Integrated MIMS Version: March 2016 Login | | Sitemap
FAQs: Electrocardiogram (ECG)

What is an Electrocardiogram?

Simply abbreviated as ECG (EKG - American), the procedure measures very small electrical currents and their direction. The heart creates the electrical pulses so it will work in a uniform and organised manner. These currents can be detected on the skin by placing sticky dots or ECG electrodes on specific areas. Commonly these dots are placed on the shoulders, across the chest and on your shins.
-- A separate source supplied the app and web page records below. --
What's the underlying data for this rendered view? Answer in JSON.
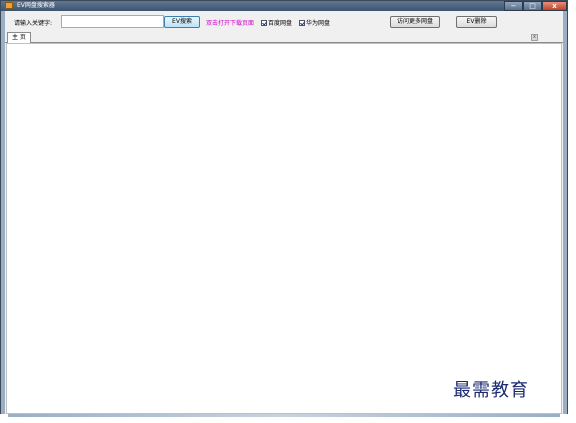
{
  "window": {
    "title": "EV网盘搜索器",
    "minimize": "−",
    "maximize": "□",
    "close": "x"
  },
  "toolbar": {
    "keyword_label": "请输入关键字:",
    "keyword_value": "",
    "search_button": "EV搜索",
    "open_download_link": "双击打开下载页面",
    "baidu_checkbox": "百度网盘",
    "huawei_checkbox": "华为网盘",
    "more_button": "访问更多网盘",
    "delete_button": "EV删除"
  },
  "tabs": {
    "home": "主 页",
    "close": "x"
  },
  "watermark": "最需教育",
  "colors": {
    "titlebar": "#4a627d",
    "link": "#cc00cc",
    "close_button": "#c34127"
  }
}
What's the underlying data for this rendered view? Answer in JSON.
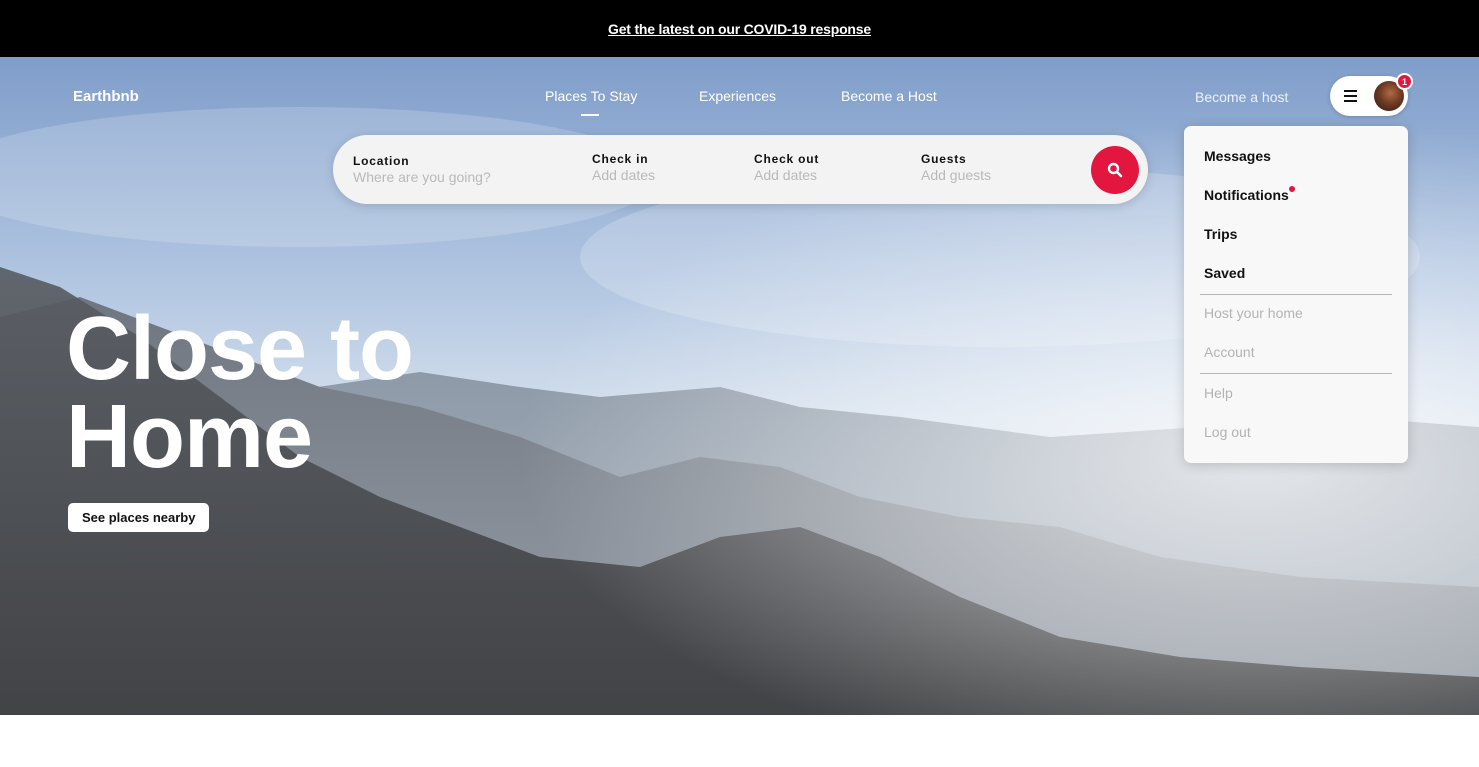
{
  "banner": {
    "text": "Get the latest on our COVID-19 response"
  },
  "header": {
    "logo": "Earthbnb",
    "nav": [
      {
        "label": "Places To Stay",
        "active": true
      },
      {
        "label": "Experiences",
        "active": false
      },
      {
        "label": "Become a Host",
        "active": false
      }
    ],
    "become_host": "Become a host",
    "notification_count": "1"
  },
  "search": {
    "location": {
      "label": "Location",
      "placeholder": "Where are you going?"
    },
    "check_in": {
      "label": "Check in",
      "placeholder": "Add dates"
    },
    "check_out": {
      "label": "Check out",
      "placeholder": "Add dates"
    },
    "guests": {
      "label": "Guests",
      "placeholder": "Add guests"
    }
  },
  "hero": {
    "headline_line1": "Close to",
    "headline_line2": "Home",
    "cta": "See places nearby"
  },
  "menu": {
    "messages": "Messages",
    "notifications": "Notifications",
    "trips": "Trips",
    "saved": "Saved",
    "host_your_home": "Host your home",
    "account": "Account",
    "help": "Help",
    "log_out": "Log out"
  },
  "colors": {
    "accent": "#e3163f",
    "banner_bg": "#000000"
  }
}
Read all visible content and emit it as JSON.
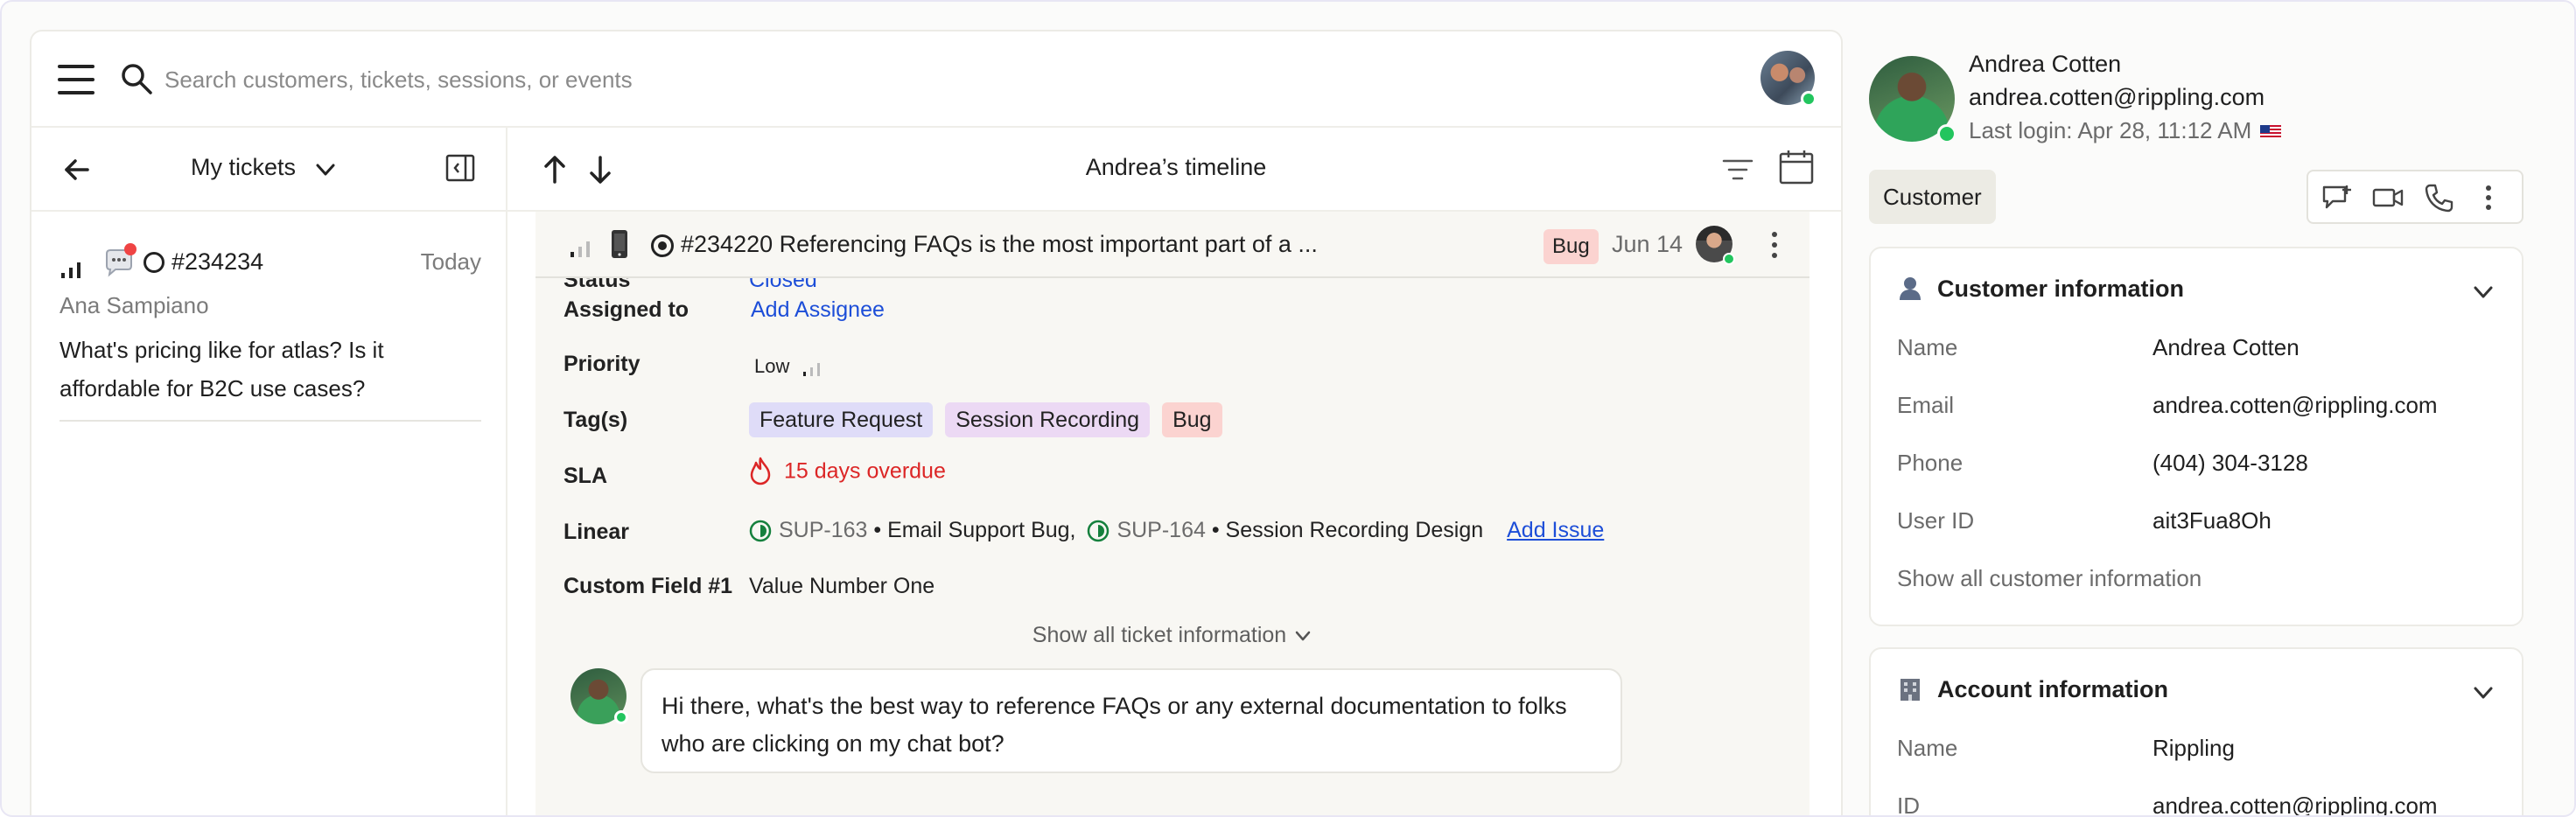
{
  "search": {
    "placeholder": "Search customers, tickets, sessions, or events"
  },
  "ticket_list": {
    "title": "My tickets",
    "items": [
      {
        "number": "#234234",
        "date": "Today",
        "author": "Ana Sampiano",
        "body": "What's pricing like for atlas? Is it affordable for B2C use cases?"
      }
    ]
  },
  "timeline": {
    "title": "Andrea’s timeline",
    "ticket": {
      "title": "#234220 Referencing FAQs is the most important part of a ...",
      "badge": "Bug",
      "date": "Jun 14"
    },
    "fields": {
      "status_label": "Status",
      "status_value": "Closed",
      "assigned_label": "Assigned to",
      "assigned_value": "Add Assignee",
      "priority_label": "Priority",
      "priority_value": "Low",
      "tags_label": "Tag(s)",
      "tags": [
        "Feature Request",
        "Session Recording",
        "Bug"
      ],
      "sla_label": "SLA",
      "sla_value": "15 days overdue",
      "linear_label": "Linear",
      "linear_1_code": "SUP-163",
      "linear_1_text": "• Email Support Bug,",
      "linear_2_code": "SUP-164",
      "linear_2_text": "• Session Recording Design",
      "add_issue": "Add Issue",
      "custom_label": "Custom Field #1",
      "custom_value": "Value Number One"
    },
    "show_all": "Show all ticket information",
    "message": "Hi there, what's the best way to reference FAQs or any external documentation to folks who are clicking on my chat bot?"
  },
  "customer": {
    "name": "Andrea Cotten",
    "email": "andrea.cotten@rippling.com",
    "last_login": "Last login: Apr 28, 11:12 AM",
    "badge": "Customer"
  },
  "customer_info": {
    "title": "Customer information",
    "rows": [
      {
        "label": "Name",
        "value": "Andrea Cotten"
      },
      {
        "label": "Email",
        "value": "andrea.cotten@rippling.com"
      },
      {
        "label": "Phone",
        "value": "(404) 304-3128"
      },
      {
        "label": "User ID",
        "value": "ait3Fua8Oh"
      }
    ],
    "show_all": "Show all customer information"
  },
  "account_info": {
    "title": "Account information",
    "rows": [
      {
        "label": "Name",
        "value": "Rippling"
      },
      {
        "label": "ID",
        "value": "andrea.cotten@rippling.com"
      }
    ]
  },
  "colors": {
    "accent_link": "#1d4ed8",
    "online": "#22c55e",
    "overdue": "#dc2626",
    "bug_badge": "#fbd3d0"
  }
}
The ECG can provide important information about a person's heart rhythm, indications of a previous heart attack, portions of the heart muscle that may be thickened, problems with conduction of the electrical current through the heart and areas of inadequate oxygen supply to the heart muscle. This simple test is also very useful for a surgeon to review prior to an operation you may be about to undergo.


What should I expect?
How long will it take?
Where will it be done?

Good skin preparation is the important key to an ECG that is easy for the cardiologist to review. This may involve cleaning down the skin with an alcohol wipe or shaving hairs in the required areas. Once you are comfortable on the examination bed and the sticky dots have been placed, you will be required to remain very still for a brief period while the ECG machine takes a recording. The procedure is safe and painless, with most of the time involved with your preparation. The entire process will only take about 10 minutes, and is either done in a room in the suite, or in your hospital bed.

Copyright © 2008 - 2009 Cardio Vascular Services